┌──

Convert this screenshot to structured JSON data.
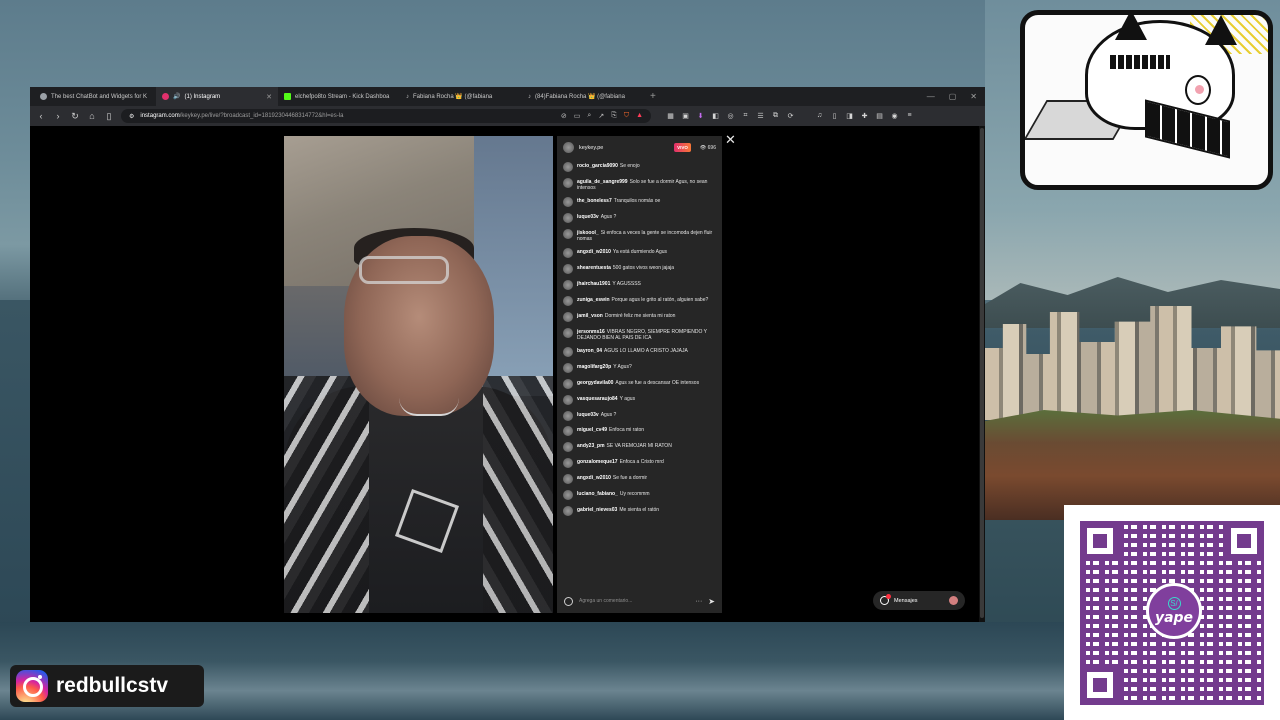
{
  "browser": {
    "tabs": [
      {
        "title": "The best ChatBot and Widgets for K",
        "icon": "shield-tab-icon",
        "color": "#9aa0a6"
      },
      {
        "title": "(1) Instagram",
        "icon": "instagram-icon",
        "color": "#e1306c",
        "active": true
      },
      {
        "title": "elchefpo8to Stream - Kick Dashboa",
        "icon": "kick-icon",
        "color": "#53fc18"
      },
      {
        "title": "Fabiana Rocha 👑 (@fabiana",
        "icon": "tiktok-icon",
        "color": "#ffffff"
      },
      {
        "title": "(84)Fabiana Rocha 👑 (@fabiana",
        "icon": "tiktok-icon",
        "color": "#ffffff"
      }
    ],
    "url_host": "instagram.com",
    "url_path": "/keykey.pe/live/?broadcast_id=18192304468314772&hl=es-la"
  },
  "chat": {
    "host_username": "keykey.pe",
    "live_label": "VIVO",
    "viewer_count": "696",
    "comments": [
      {
        "user": "rocio_garcia9090",
        "text": "Se enojo"
      },
      {
        "user": "aguila_de_sangre999",
        "text": "Solo se fue a dormir Agus, no sean intensos"
      },
      {
        "user": "the_boneless7",
        "text": "Tranquilos nomás oe"
      },
      {
        "user": "luque03v",
        "text": "Agus ?"
      },
      {
        "user": "jiskoool_",
        "text": "Si enfoca a veces la gente se incomoda dejen fluir nomas"
      },
      {
        "user": "angxdi_w2010",
        "text": "Ya está durmiendo Agus"
      },
      {
        "user": "shearentuesta",
        "text": "500 gatos vivos weon jajaja"
      },
      {
        "user": "jhairchau1901",
        "text": "Y AGUSSSS"
      },
      {
        "user": "zuniga_eswin",
        "text": "Porque agus le grito al ratón, alguien sabe?"
      },
      {
        "user": "jamil_vson",
        "text": "Dormiré feliz me sienta mi raton"
      },
      {
        "user": "jersonms16",
        "text": "VIBRAS NEGRO, SIEMPRE ROMPIENDO Y DEJANDO BIEN AL PAIS DE ICA"
      },
      {
        "user": "bayron_04",
        "text": "AGUS LO LLAMO A CRISTO JAJAJA"
      },
      {
        "user": "magolifarg20p",
        "text": "Y Agus?"
      },
      {
        "user": "georgydavila00",
        "text": "Agus se fue a descansar OE intensos"
      },
      {
        "user": "vasquesaraujo84",
        "text": "Y agus"
      },
      {
        "user": "luque03v",
        "text": "Agus ?"
      },
      {
        "user": "miguel_cv49",
        "text": "Enfoca mi raton"
      },
      {
        "user": "andy23_pm",
        "text": "SE VA REMOJAR MI RATON"
      },
      {
        "user": "gonzalomeque17",
        "text": "Enfoca a Cristo mrd"
      },
      {
        "user": "angxdi_w2010",
        "text": "Se fue a dormir"
      },
      {
        "user": "luciano_fabiano_",
        "text": "Uy recommm"
      },
      {
        "user": "gabriel_nieves03",
        "text": "Me sienta el ratón"
      }
    ],
    "input_placeholder": "Agrega un comentario...",
    "more_label": "···"
  },
  "messages_label": "Mensajes",
  "overlays": {
    "instagram_handle": "redbullcstv",
    "yape_label": "yape",
    "yape_currency": "S/"
  },
  "colors": {
    "accent_live": "#e1306c",
    "yape_purple": "#6a1e8c"
  }
}
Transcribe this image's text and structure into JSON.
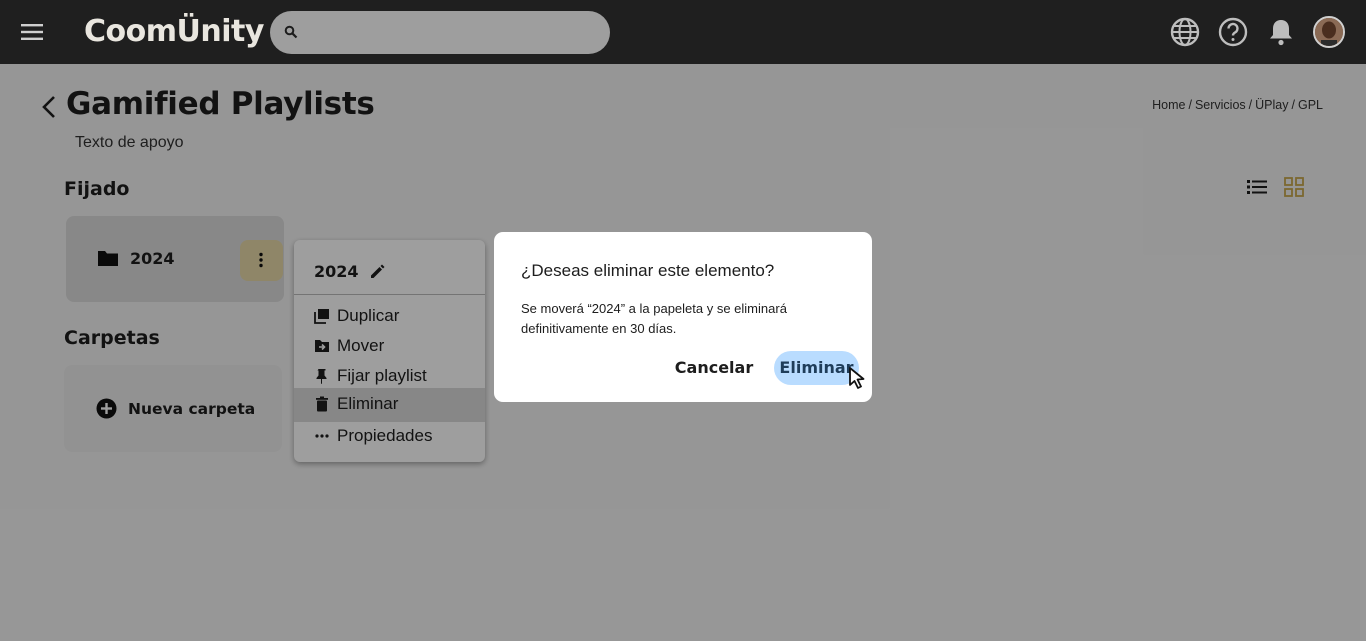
{
  "topbar": {
    "logo": "CoomÜnity",
    "search": {
      "placeholder": ""
    }
  },
  "header": {
    "title": "Gamified Playlists",
    "subtitle": "Texto de apoyo",
    "breadcrumb": [
      "Home",
      "Servicios",
      "ÜPlay",
      "GPL"
    ]
  },
  "sections": {
    "pinned_title": "Fijado",
    "folders_title": "Carpetas"
  },
  "pinned_card": {
    "label": "2024"
  },
  "new_folder": {
    "label": "Nueva carpeta"
  },
  "context_menu": {
    "title": "2024",
    "items": [
      {
        "label": "Duplicar",
        "icon": "duplicate-icon"
      },
      {
        "label": "Mover",
        "icon": "move-folder-icon"
      },
      {
        "label": "Fijar playlist",
        "icon": "pin-icon"
      },
      {
        "label": "Eliminar",
        "icon": "trash-icon"
      },
      {
        "label": "Propiedades",
        "icon": "more-horizontal-icon"
      }
    ]
  },
  "dialog": {
    "title": "¿Deseas eliminar este elemento?",
    "body": "Se moverá “2024” a la papeleta y se eliminará definitivamente en 30 días.",
    "cancel_label": "Cancelar",
    "confirm_label": "Eliminar"
  },
  "colors": {
    "topbar": "#1f1f1f",
    "accent_gold": "#c9a84c",
    "confirm_bg": "#b9dcff"
  }
}
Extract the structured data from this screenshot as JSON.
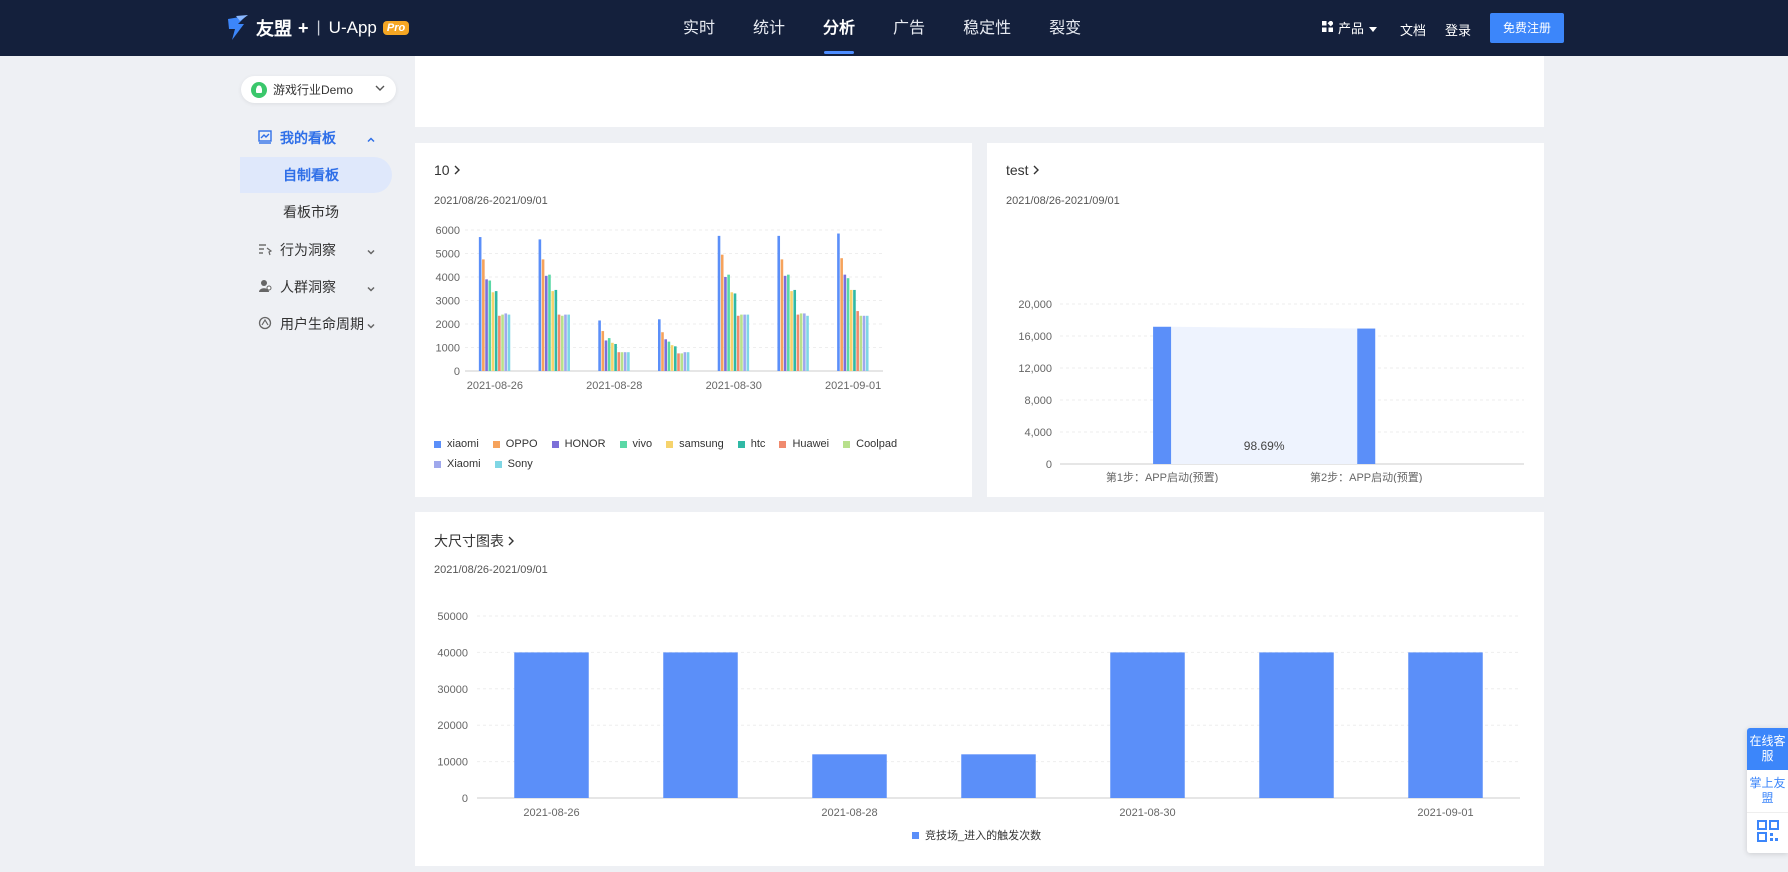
{
  "header": {
    "brand": "友盟",
    "plus": "+",
    "separator": "|",
    "product": "U-App",
    "badge": "Pro",
    "nav": [
      {
        "label": "实时",
        "active": false
      },
      {
        "label": "统计",
        "active": false
      },
      {
        "label": "分析",
        "active": true
      },
      {
        "label": "广告",
        "active": false
      },
      {
        "label": "稳定性",
        "active": false
      },
      {
        "label": "裂变",
        "active": false
      }
    ],
    "products_label": "产品",
    "docs_label": "文档",
    "login_label": "登录",
    "signup_label": "免费注册"
  },
  "sidebar": {
    "app_name": "游戏行业Demo",
    "groups": [
      {
        "label": "我的看板",
        "icon": "dashboard-icon",
        "expanded": true
      },
      {
        "label": "行为洞察",
        "icon": "behavior-icon",
        "expanded": false
      },
      {
        "label": "人群洞察",
        "icon": "people-icon",
        "expanded": false
      },
      {
        "label": "用户生命周期",
        "icon": "lifecycle-icon",
        "expanded": false
      }
    ],
    "sub_items": [
      {
        "label": "自制看板",
        "active": true
      },
      {
        "label": "看板市场",
        "active": false
      }
    ]
  },
  "cards": {
    "card1": {
      "title": "10",
      "date": "2021/08/26-2021/09/01"
    },
    "card2": {
      "title": "test",
      "date": "2021/08/26-2021/09/01"
    },
    "card3": {
      "title": "大尺寸图表",
      "date": "2021/08/26-2021/09/01"
    }
  },
  "chart_data": [
    {
      "type": "bar",
      "x_ticks": [
        "2021-08-26",
        "2021-08-28",
        "2021-08-30",
        "2021-09-01"
      ],
      "categories": [
        "2021-08-26",
        "2021-08-27",
        "2021-08-28",
        "2021-08-29",
        "2021-08-30",
        "2021-08-31",
        "2021-09-01"
      ],
      "ylim": [
        0,
        6000
      ],
      "yticks": [
        0,
        1000,
        2000,
        3000,
        4000,
        5000,
        6000
      ],
      "legend_position": "bottom",
      "series": [
        {
          "name": "xiaomi",
          "color": "#5b8ff9",
          "values": [
            5700,
            5600,
            2150,
            2200,
            5750,
            5750,
            5850
          ]
        },
        {
          "name": "OPPO",
          "color": "#f6a35c",
          "values": [
            4750,
            4750,
            1700,
            1650,
            4950,
            4750,
            4800
          ]
        },
        {
          "name": "HONOR",
          "color": "#7c6fd8",
          "values": [
            3900,
            4050,
            1300,
            1350,
            4000,
            4050,
            4100
          ]
        },
        {
          "name": "vivo",
          "color": "#5ad8a6",
          "values": [
            3850,
            4100,
            1400,
            1250,
            4100,
            4100,
            3950
          ]
        },
        {
          "name": "samsung",
          "color": "#f6d36c",
          "values": [
            3350,
            3400,
            1200,
            1100,
            3350,
            3400,
            3450
          ]
        },
        {
          "name": "htc",
          "color": "#30b9a5",
          "values": [
            3400,
            3450,
            1150,
            1050,
            3300,
            3450,
            3450
          ]
        },
        {
          "name": "Huawei",
          "color": "#f08a6e",
          "values": [
            2350,
            2400,
            800,
            750,
            2350,
            2400,
            2550
          ]
        },
        {
          "name": "Coolpad",
          "color": "#b8e08c",
          "values": [
            2400,
            2350,
            800,
            750,
            2400,
            2450,
            2350
          ]
        },
        {
          "name": "Xiaomi",
          "color": "#9fa8ec",
          "values": [
            2450,
            2400,
            800,
            800,
            2400,
            2450,
            2350
          ]
        },
        {
          "name": "Sony",
          "color": "#7fd6e4",
          "values": [
            2400,
            2400,
            800,
            800,
            2400,
            2350,
            2350
          ]
        }
      ]
    },
    {
      "type": "bar",
      "categories": [
        "第1步：APP启动(预置)",
        "第2步：APP启动(预置)"
      ],
      "values": [
        17155,
        16931
      ],
      "value_labels": [
        "17,155",
        "16,931"
      ],
      "conversion_rate": "98.69%",
      "ylim": [
        0,
        20000
      ],
      "yticks": [
        "0",
        "4,000",
        "8,000",
        "12,000",
        "16,000",
        "20,000"
      ],
      "color": "#5b8ff9"
    },
    {
      "type": "bar",
      "categories": [
        "2021-08-26",
        "2021-08-27",
        "2021-08-28",
        "2021-08-29",
        "2021-08-30",
        "2021-08-31",
        "2021-09-01"
      ],
      "x_ticks": [
        "2021-08-26",
        "2021-08-28",
        "2021-08-30",
        "2021-09-01"
      ],
      "values": [
        40000,
        40000,
        12000,
        12000,
        40000,
        40000,
        40000
      ],
      "ylim": [
        0,
        50000
      ],
      "yticks": [
        0,
        10000,
        20000,
        30000,
        40000,
        50000
      ],
      "legend_position": "bottom",
      "series_name": "竞技场_进入的触发次数",
      "color": "#5b8ff9"
    }
  ],
  "float_panel": {
    "online_service": "在线客服",
    "mobile_app": "掌上友盟"
  }
}
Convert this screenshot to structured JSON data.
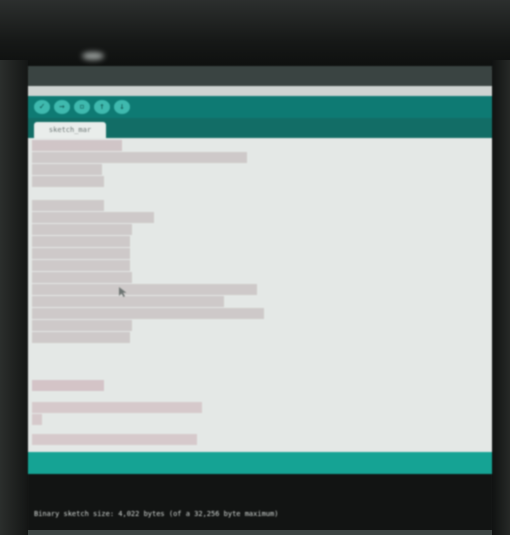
{
  "editor": {
    "tab_label": "sketch_mar"
  },
  "toolbar": {
    "buttons": [
      "verify",
      "upload",
      "new",
      "open",
      "save"
    ]
  },
  "console": {
    "status": "Binary sketch size: 4,022 bytes (of a 32,256 byte maximum)"
  }
}
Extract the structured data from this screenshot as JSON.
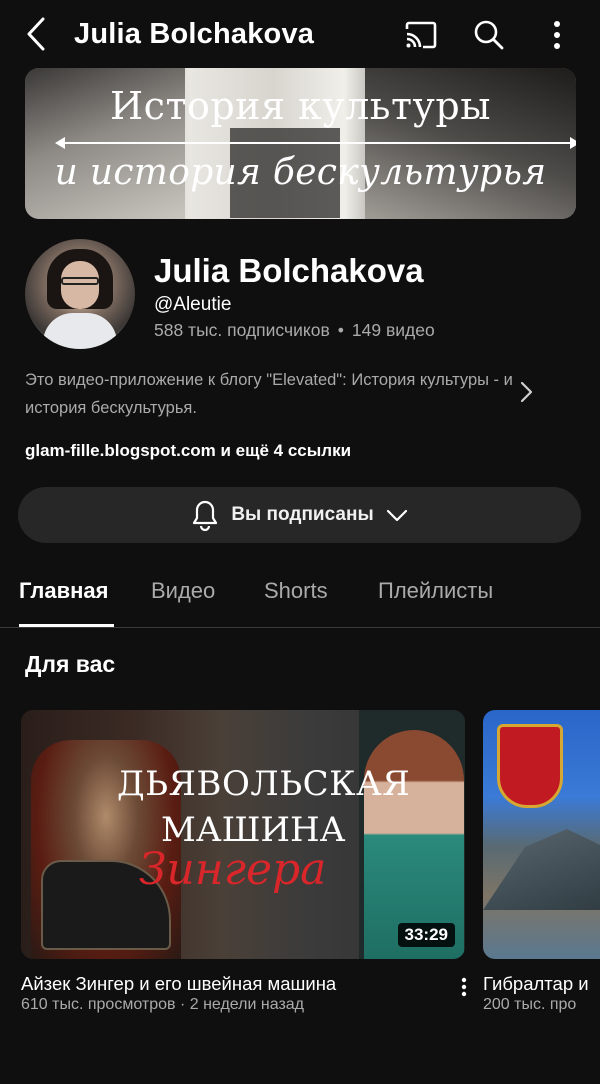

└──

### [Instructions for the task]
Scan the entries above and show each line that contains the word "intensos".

### [Answer box]
        "text": "Solo se fue a dormir Agus, no sean intensos"
        "text": "Agus se fue a descansar OE intensos"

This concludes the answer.